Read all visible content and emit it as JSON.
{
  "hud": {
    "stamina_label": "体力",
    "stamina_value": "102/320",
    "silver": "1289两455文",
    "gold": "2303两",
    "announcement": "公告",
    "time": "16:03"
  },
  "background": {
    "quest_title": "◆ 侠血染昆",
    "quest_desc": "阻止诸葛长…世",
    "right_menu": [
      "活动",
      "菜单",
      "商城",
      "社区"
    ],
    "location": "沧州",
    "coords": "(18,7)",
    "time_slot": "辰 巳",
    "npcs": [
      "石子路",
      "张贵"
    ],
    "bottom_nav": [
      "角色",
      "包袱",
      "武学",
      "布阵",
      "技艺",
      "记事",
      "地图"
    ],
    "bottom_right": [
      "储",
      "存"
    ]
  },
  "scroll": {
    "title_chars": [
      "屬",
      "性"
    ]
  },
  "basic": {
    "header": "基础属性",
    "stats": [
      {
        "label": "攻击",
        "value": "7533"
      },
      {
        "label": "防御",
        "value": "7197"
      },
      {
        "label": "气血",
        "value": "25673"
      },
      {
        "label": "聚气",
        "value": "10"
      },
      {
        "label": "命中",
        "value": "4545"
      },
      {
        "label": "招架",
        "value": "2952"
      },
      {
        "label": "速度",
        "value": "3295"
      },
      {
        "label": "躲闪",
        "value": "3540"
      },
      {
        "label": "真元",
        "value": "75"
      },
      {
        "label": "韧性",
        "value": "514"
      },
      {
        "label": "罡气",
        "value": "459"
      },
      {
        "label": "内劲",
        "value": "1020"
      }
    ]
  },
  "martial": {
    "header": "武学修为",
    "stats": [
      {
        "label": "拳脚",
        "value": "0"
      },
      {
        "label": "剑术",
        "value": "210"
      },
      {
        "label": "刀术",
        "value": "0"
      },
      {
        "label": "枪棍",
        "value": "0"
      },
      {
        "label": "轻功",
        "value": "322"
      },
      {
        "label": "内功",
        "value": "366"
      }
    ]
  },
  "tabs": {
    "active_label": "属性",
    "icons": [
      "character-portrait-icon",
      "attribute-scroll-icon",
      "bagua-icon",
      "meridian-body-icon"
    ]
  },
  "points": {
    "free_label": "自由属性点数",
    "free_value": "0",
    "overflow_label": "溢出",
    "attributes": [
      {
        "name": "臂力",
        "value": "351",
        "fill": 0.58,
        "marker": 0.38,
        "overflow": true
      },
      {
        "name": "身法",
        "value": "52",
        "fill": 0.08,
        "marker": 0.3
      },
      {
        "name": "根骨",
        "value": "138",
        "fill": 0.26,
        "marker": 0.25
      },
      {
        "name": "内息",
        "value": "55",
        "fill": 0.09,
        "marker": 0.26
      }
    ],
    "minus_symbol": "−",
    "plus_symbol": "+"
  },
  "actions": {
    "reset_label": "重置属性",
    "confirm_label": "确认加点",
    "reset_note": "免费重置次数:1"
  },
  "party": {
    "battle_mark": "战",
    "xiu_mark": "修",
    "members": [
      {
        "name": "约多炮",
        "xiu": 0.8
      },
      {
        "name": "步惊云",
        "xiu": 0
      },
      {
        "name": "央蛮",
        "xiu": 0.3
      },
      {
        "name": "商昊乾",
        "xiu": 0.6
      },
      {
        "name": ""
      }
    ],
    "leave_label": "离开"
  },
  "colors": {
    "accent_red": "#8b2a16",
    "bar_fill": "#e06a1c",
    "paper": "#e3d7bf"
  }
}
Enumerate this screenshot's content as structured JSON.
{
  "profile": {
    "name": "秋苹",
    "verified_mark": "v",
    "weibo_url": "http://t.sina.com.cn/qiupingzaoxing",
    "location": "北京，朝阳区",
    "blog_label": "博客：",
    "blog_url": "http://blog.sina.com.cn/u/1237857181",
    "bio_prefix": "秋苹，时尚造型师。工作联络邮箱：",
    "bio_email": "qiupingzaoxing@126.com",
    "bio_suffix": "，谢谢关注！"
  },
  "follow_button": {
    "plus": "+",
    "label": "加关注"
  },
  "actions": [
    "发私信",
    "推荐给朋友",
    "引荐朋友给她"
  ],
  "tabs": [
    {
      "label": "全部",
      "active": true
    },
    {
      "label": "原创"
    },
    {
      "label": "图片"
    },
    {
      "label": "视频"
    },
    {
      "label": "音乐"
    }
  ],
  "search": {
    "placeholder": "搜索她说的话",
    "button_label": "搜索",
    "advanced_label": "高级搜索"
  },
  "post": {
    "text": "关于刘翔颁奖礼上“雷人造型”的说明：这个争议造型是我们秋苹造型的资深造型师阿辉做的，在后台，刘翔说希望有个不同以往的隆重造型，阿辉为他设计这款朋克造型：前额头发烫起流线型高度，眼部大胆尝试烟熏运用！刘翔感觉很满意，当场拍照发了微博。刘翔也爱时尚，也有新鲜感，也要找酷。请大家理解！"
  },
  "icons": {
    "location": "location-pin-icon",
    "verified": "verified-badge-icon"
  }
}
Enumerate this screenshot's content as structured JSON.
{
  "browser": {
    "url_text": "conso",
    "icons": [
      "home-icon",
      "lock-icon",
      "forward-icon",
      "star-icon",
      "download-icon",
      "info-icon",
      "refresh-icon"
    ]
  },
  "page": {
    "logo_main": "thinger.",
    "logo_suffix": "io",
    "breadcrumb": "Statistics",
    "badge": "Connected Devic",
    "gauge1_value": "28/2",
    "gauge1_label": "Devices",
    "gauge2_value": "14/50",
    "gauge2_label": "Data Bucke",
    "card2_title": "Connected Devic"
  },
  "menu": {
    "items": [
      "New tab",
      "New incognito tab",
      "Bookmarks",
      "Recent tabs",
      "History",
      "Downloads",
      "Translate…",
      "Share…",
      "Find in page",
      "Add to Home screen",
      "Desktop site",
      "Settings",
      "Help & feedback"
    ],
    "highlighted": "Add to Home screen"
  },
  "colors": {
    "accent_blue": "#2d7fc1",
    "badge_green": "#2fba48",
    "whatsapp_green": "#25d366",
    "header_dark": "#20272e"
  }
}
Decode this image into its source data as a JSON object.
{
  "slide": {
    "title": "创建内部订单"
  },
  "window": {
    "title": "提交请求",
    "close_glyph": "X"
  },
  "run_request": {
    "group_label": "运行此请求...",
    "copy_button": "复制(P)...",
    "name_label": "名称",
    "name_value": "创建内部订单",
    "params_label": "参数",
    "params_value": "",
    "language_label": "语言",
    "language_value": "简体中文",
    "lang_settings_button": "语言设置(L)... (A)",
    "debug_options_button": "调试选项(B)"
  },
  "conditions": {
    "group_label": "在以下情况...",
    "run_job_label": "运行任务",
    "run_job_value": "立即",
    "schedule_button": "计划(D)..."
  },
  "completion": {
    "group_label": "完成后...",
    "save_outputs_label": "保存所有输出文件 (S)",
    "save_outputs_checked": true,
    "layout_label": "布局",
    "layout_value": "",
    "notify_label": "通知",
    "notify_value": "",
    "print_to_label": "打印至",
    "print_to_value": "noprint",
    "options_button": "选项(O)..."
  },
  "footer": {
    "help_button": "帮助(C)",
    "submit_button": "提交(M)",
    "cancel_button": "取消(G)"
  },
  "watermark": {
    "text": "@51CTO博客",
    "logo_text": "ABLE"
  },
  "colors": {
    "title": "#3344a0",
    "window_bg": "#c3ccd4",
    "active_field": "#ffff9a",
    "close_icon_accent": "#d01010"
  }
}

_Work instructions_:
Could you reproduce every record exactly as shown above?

_Exercise result_:
Read all visible content and emit it as JSON.
{
  "hud": {
    "stamina_label": "体力",
    "stamina_value": "102/320",
    "silver": "1289两455文",
    "gold": "2303两",
    "announcement": "公告",
    "time": "16:03"
  },
  "background": {
    "quest_title": "◆ 侠血染昆",
    "quest_desc": "阻止诸葛长…世",
    "right_menu": [
      "活动",
      "菜单",
      "商城",
      "社区"
    ],
    "location": "沧州",
    "coords": "(18,7)",
    "time_slot": "辰 巳",
    "npcs": [
      "石子路",
      "张贵"
    ],
    "bottom_nav": [
      "角色",
      "包袱",
      "武学",
      "布阵",
      "技艺",
      "记事",
      "地图"
    ],
    "bottom_right": [
      "储",
      "存"
    ]
  },
  "scroll": {
    "title_chars": [
      "屬",
      "性"
    ]
  },
  "basic": {
    "header": "基础属性",
    "stats": [
      {
        "label": "攻击",
        "value": "7533"
      },
      {
        "label": "防御",
        "value": "7197"
      },
      {
        "label": "气血",
        "value": "25673"
      },
      {
        "label": "聚气",
        "value": "10"
      },
      {
        "label": "命中",
        "value": "4545"
      },
      {
        "label": "招架",
        "value": "2952"
      },
      {
        "label": "速度",
        "value": "3295"
      },
      {
        "label": "躲闪",
        "value": "3540"
      },
      {
        "label": "真元",
        "value": "75"
      },
      {
        "label": "韧性",
        "value": "514"
      },
      {
        "label": "罡气",
        "value": "459"
      },
      {
        "label": "内劲",
        "value": "1020"
      }
    ]
  },
  "martial": {
    "header": "武学修为",
    "stats": [
      {
        "label": "拳脚",
        "value": "0"
      },
      {
        "label": "剑术",
        "value": "210"
      },
      {
        "label": "刀术",
        "value": "0"
      },
      {
        "label": "枪棍",
        "value": "0"
      },
      {
        "label": "轻功",
        "value": "322"
      },
      {
        "label": "内功",
        "value": "366"
      }
    ]
  },
  "tabs": {
    "active_label": "属性",
    "icons": [
      "character-portrait-icon",
      "attribute-scroll-icon",
      "bagua-icon",
      "meridian-body-icon"
    ]
  },
  "points": {
    "free_label": "自由属性点数",
    "free_value": "0",
    "overflow_label": "溢出",
    "attributes": [
      {
        "name": "臂力",
        "value": "351",
        "fill": 0.58,
        "marker": 0.38,
        "overflow": true
      },
      {
        "name": "身法",
        "value": "52",
        "fill": 0.08,
        "marker": 0.3
      },
      {
        "name": "根骨",
        "value": "138",
        "fill": 0.26,
        "marker": 0.25
      },
      {
        "name": "内息",
        "value": "55",
        "fill": 0.09,
        "marker": 0.26
      }
    ],
    "minus_symbol": "−",
    "plus_symbol": "+"
  },
  "actions": {
    "reset_label": "重置属性",
    "confirm_label": "确认加点",
    "reset_note": "免费重置次数:1"
  },
  "party": {
    "battle_mark": "战",
    "xiu_mark": "修",
    "members": [
      {
        "name": "约多炮",
        "xiu": 0.8
      },
      {
        "name": "步惊云",
        "xiu": 0
      },
      {
        "name": "央蛮",
        "xiu": 0.3
      },
      {
        "name": "商昊乾",
        "xiu": 0.6
      },
      {
        "name": ""
      }
    ],
    "leave_label": "离开"
  },
  "colors": {
    "accent_red": "#8b2a16",
    "bar_fill": "#e06a1c",
    "paper": "#e3d7bf"
  }
}
Enumerate this screenshot's content as structured JSON.
{
  "profile": {
    "name": "秋苹",
    "verified_mark": "v",
    "weibo_url": "http://t.sina.com.cn/qiupingzaoxing",
    "location": "北京，朝阳区",
    "blog_label": "博客：",
    "blog_url": "http://blog.sina.com.cn/u/1237857181",
    "bio_prefix": "秋苹，时尚造型师。工作联络邮箱：",
    "bio_email": "qiupingzaoxing@126.com",
    "bio_suffix": "，谢谢关注！"
  },
  "follow_button": {
    "plus": "+",
    "label": "加关注"
  },
  "actions": [
    "发私信",
    "推荐给朋友",
    "引荐朋友给她"
  ],
  "tabs": [
    {
      "label": "全部",
      "active": true
    },
    {
      "label": "原创"
    },
    {
      "label": "图片"
    },
    {
      "label": "视频"
    },
    {
      "label": "音乐"
    }
  ],
  "search": {
    "placeholder": "搜索她说的话",
    "button_label": "搜索",
    "advanced_label": "高级搜索"
  },
  "post": {
    "text": "关于刘翔颁奖礼上“雷人造型”的说明：这个争议造型是我们秋苹造型的资深造型师阿辉做的，在后台，刘翔说希望有个不同以往的隆重造型，阿辉为他设计这款朋克造型：前额头发烫起流线型高度，眼部大胆尝试烟熏运用！刘翔感觉很满意，当场拍照发了微博。刘翔也爱时尚，也有新鲜感，也要找酷。请大家理解！"
  },
  "icons": {
    "location": "location-pin-icon",
    "verified": "verified-badge-icon"
  }
}
Enumerate this screenshot's content as structured JSON.
{
  "browser": {
    "url_text": "conso",
    "icons": [
      "home-icon",
      "lock-icon",
      "forward-icon",
      "star-icon",
      "download-icon",
      "info-icon",
      "refresh-icon"
    ]
  },
  "page": {
    "logo_main": "thinger.",
    "logo_suffix": "io",
    "breadcrumb": "Statistics",
    "badge": "Connected Devic",
    "gauge1_value": "28/2",
    "gauge1_label": "Devices",
    "gauge2_value": "14/50",
    "gauge2_label": "Data Bucke",
    "card2_title": "Connected Devic"
  },
  "menu": {
    "items": [
      "New tab",
      "New incognito tab",
      "Bookmarks",
      "Recent tabs",
      "History",
      "Downloads",
      "Translate…",
      "Share…",
      "Find in page",
      "Add to Home screen",
      "Desktop site",
      "Settings",
      "Help & feedback"
    ],
    "highlighted": "Add to Home screen"
  },
  "colors": {
    "accent_blue": "#2d7fc1",
    "badge_green": "#2fba48",
    "whatsapp_green": "#25d366",
    "header_dark": "#20272e"
  }
}
Decode this image into its source data as a JSON object.
{
  "slide": {
    "title": "创建内部订单"
  },
  "window": {
    "title": "提交请求",
    "close_glyph": "X"
  },
  "run_request": {
    "group_label": "运行此请求...",
    "copy_button": "复制(P)...",
    "name_label": "名称",
    "name_value": "创建内部订单",
    "params_label": "参数",
    "params_value": "",
    "language_label": "语言",
    "language_value": "简体中文",
    "lang_settings_button": "语言设置(L)... (A)",
    "debug_options_button": "调试选项(B)"
  },
  "conditions": {
    "group_label": "在以下情况...",
    "run_job_label": "运行任务",
    "run_job_value": "立即",
    "schedule_button": "计划(D)..."
  },
  "completion": {
    "group_label": "完成后...",
    "save_outputs_label": "保存所有输出文件 (S)",
    "save_outputs_checked": true,
    "layout_label": "布局",
    "layout_value": "",
    "notify_label": "通知",
    "notify_value": "",
    "print_to_label": "打印至",
    "print_to_value": "noprint",
    "options_button": "选项(O)..."
  },
  "footer": {
    "help_button": "帮助(C)",
    "submit_button": "提交(M)",
    "cancel_button": "取消(G)"
  },
  "watermark": {
    "text": "@51CTO博客",
    "logo_text": "ABLE"
  },
  "colors": {
    "title": "#3344a0",
    "window_bg": "#c3ccd4",
    "active_field": "#ffff9a",
    "close_icon_accent": "#d01010"
  }
}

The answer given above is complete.